Marfa is a small town in the high desert in West Texas. Population around 1800. It’s an arts destination. Marfa’s in Presidio County, one of the poorest counties in the United States.
Marfa has one traffic signal that blinks. At least that’s all I remember seeing. If you go you must visit Marfa Burritos. Fantastic. It’s Ramona’s joint. As you leave, Ramona will say farewell with a cheerful “Adios Guapos!” I went there for breakfast and lunch, and would have gone for dinner if it was still open. Anthony Bourdain was there while we were visiting. We talked about Puerto Rico a bit. He said: I got lots of love for Puerto Rico. Bourdain ordered the asado. I went for the egg & chorizo. You can’t go wrong either way.
Be sure to stop here.
Outdoor dining @ Marfa Burrito
Ramona: she’s always happy to see you.
Some of my closest friends here in SF don’t want any more development. Or they wonder if the city’s built-out. Yet they’re both involved in facilities development projects for permanently affordable arts space. Arts people. They’re brilliant, inspiring to me. They save lives, including mine. The whole thing with money and architects and engineers and developers and construction – i.e. development – is hard, but it’s what we have to do if we want affordable living or work space. Unless we lived in Marfa. My friends grew up in the city or have been in the city for decades. One of my friends hates this guy Ron Conway; she blames him for the affordable housing crisis. Another wonders: Is there a point where the city is full? The specter of Manhattan looms.
My California cycling legend buddy Tony Tom grew up at Jones and Broadway. He remembers doing wheelies in the middle of the street. He said he could do that because no cars would pass by, back in the day.
Tony with his daughters. Tony owns the coolest bike shop anywhere: A Bicycle Odyssey in Sausalito.

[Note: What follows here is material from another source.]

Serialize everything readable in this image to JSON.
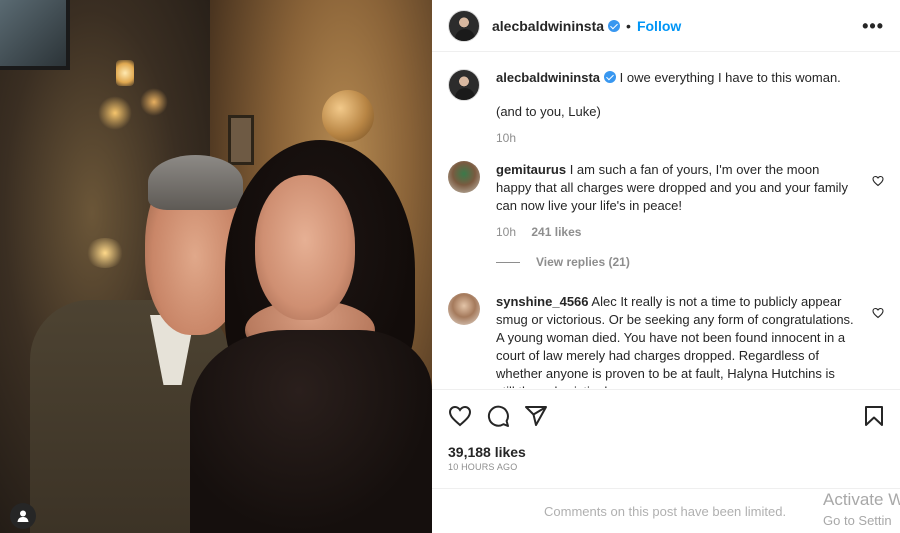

I suppose I always thought of cities as ever-evolving cauldrons of people, economies, cultures, civilizations. I never considered the prospect of a static city until I moved to San Francisco and learned of its deeply conservative, anti-city ethos.
I look at much of San Francisco, with its landscape of one and two-story buildings within minutes walk of major public transit stations, and I don’t get the references to Manhattan. Not even Queens or Brooklyn for that matter. My friends are probably talking about the giant, blunt force redevelopment projects like the Embarcadero Center and Yerba Buena. I can see how those projects left a long, traumatic, residual stream of anti-development sentiments in their wake.
I don’t know Ron Conway; maybe he’s an asshole. I saw he is a major contributor to anti-gun violence efforts; that impresses me as a very good thing. Either way, it’s arguably better to build affordable space than to endlessly fixate on one asshole or one benefactor. So I’m happy for my arts friends’ real estate development projects.
On the other hand, what if Jeff Bezos chooses Marfa for HQ2? If I were a Marfa resident, I’d be all over opposing that.